The Current State of Data Analytics in Healthcare
The benefits of data analytics in the healthcare industry are undeniable. Unfortunately, hospitals today are faced with the common hurdle of inefficiency. According to Dr. Alan Weiss, Founder and CEO of Summit Consulting Group, healthcare organizations must be well-managed and efficient in order to be effective. Hospitals often work with a sense of urgency because they deal with matters of life and death. This means they may “ignore things that don’t immediately pertain to health and safety.” This may be unintentional or it may be out of necessity. The need for an experienced consultant becomes clear for hospitals that have not developed a strong data analytics process.

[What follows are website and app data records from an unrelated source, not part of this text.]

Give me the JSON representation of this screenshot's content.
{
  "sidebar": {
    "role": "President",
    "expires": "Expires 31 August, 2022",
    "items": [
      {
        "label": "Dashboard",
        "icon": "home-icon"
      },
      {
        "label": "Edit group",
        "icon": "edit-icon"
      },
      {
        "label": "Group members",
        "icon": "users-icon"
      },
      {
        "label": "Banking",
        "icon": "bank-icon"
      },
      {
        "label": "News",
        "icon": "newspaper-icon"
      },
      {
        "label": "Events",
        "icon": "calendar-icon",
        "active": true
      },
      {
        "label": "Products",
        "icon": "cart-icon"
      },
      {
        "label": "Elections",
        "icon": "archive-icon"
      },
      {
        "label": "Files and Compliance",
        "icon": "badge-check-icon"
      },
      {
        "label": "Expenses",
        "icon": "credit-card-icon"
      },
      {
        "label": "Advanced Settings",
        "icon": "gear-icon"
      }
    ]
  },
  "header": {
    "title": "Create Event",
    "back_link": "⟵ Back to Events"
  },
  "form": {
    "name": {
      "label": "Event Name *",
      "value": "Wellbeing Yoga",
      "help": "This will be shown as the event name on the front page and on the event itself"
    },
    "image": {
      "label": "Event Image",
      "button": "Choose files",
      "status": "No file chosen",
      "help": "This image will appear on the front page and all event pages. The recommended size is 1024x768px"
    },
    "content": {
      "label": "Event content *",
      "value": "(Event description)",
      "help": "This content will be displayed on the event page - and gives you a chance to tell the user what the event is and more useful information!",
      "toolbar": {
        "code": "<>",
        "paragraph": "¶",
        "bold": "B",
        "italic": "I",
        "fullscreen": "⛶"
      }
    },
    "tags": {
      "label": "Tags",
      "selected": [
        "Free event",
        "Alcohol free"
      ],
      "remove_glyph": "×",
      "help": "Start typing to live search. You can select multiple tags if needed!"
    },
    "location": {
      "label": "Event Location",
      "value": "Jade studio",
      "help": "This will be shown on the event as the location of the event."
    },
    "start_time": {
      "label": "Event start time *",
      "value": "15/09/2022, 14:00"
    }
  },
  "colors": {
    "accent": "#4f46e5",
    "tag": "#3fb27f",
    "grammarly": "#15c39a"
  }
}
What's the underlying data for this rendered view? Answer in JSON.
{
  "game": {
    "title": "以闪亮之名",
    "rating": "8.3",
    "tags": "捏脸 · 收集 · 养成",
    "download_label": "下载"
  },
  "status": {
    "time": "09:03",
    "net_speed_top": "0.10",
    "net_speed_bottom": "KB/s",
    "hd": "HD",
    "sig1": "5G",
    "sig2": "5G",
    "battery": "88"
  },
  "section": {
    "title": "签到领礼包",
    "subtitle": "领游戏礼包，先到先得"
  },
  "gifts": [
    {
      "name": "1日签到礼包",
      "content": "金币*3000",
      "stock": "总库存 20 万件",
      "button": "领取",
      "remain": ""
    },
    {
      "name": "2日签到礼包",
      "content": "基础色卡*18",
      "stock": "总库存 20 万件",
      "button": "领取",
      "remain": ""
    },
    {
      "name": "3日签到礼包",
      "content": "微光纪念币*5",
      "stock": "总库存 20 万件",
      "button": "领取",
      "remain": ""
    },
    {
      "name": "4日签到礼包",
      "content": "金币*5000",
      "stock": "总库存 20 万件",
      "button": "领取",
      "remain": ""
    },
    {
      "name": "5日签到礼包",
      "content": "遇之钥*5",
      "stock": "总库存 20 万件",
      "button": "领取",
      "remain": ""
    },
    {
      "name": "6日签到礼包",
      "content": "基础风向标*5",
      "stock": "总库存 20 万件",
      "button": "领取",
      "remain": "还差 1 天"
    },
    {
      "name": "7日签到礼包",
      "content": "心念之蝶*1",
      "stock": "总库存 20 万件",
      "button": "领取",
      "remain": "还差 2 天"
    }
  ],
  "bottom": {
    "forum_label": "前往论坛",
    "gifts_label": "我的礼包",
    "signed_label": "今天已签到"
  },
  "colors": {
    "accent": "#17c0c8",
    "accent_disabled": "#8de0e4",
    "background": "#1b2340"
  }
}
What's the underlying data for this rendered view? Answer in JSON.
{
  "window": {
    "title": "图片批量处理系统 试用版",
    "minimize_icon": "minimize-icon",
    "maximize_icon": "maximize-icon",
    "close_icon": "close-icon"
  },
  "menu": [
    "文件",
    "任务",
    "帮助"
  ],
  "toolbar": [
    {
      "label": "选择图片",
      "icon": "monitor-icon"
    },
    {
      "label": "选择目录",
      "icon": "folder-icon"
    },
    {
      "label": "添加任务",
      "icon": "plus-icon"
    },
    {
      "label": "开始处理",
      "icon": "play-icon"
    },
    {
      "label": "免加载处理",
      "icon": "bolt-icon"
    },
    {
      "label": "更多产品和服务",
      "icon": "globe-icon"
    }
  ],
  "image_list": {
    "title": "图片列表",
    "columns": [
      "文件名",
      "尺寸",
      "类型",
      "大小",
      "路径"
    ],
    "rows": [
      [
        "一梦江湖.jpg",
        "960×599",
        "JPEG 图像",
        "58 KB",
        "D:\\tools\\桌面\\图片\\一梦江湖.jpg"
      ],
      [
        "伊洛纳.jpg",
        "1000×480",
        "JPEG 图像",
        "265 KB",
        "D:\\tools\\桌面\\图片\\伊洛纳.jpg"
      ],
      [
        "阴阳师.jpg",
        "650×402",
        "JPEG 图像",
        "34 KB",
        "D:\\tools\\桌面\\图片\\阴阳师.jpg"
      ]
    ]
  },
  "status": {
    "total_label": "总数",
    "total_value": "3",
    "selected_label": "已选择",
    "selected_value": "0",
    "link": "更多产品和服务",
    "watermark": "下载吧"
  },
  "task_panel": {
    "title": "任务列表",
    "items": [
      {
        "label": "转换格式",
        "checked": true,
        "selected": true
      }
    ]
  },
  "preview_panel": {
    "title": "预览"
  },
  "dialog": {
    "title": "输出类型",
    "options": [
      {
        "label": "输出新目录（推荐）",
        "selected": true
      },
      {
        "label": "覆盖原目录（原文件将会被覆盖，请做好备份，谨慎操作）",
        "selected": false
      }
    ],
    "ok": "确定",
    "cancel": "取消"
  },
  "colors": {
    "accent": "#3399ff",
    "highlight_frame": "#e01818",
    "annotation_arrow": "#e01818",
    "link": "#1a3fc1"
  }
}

Even hospitals that have established the use of data analytics face the challenge of using their data to make real-time adjustments that lead to better cost savings. As a consultant, VIE Healthcare Consulting understands the importance of collecting, processing, and analyzing large amounts of data in a timely manner. This led to the development of Invoice ROITM, our automated and patented technology that reconciles thousands of line-item details instantly, eliminating manual processes so healthcare workers can focus on delivering quality care. Invoice ROITM gives hospitals the ability to reduce waste and manage spend more efficiently without reducing the quality of care. In fact, the revenue growth that is realized from real-time data analytics allows hospitals to spend more money, energy, and time on patient care and other initiatives that can drastically improve the patient outcomes.
Today’s hospitals face many challenges as they juggle operational efficiency with the delivery of quality health care. The application of data analytics across several areas in the hospital helps administrators make key decisions that result in increased revenue and decreased costs. Patients also benefit from data analytics as their care is better managed, and staffing and supply resources optimized.
VIE Healthcare Consulting has over 21 years of experience in assisting client hospitals with non-labor expense reduction. Our team has collectively saved clients $720 million through various cost savings and optimization processes.
Contact us for more information on how our consulting services can increase your hospital’s revenue and improve operating efficiency.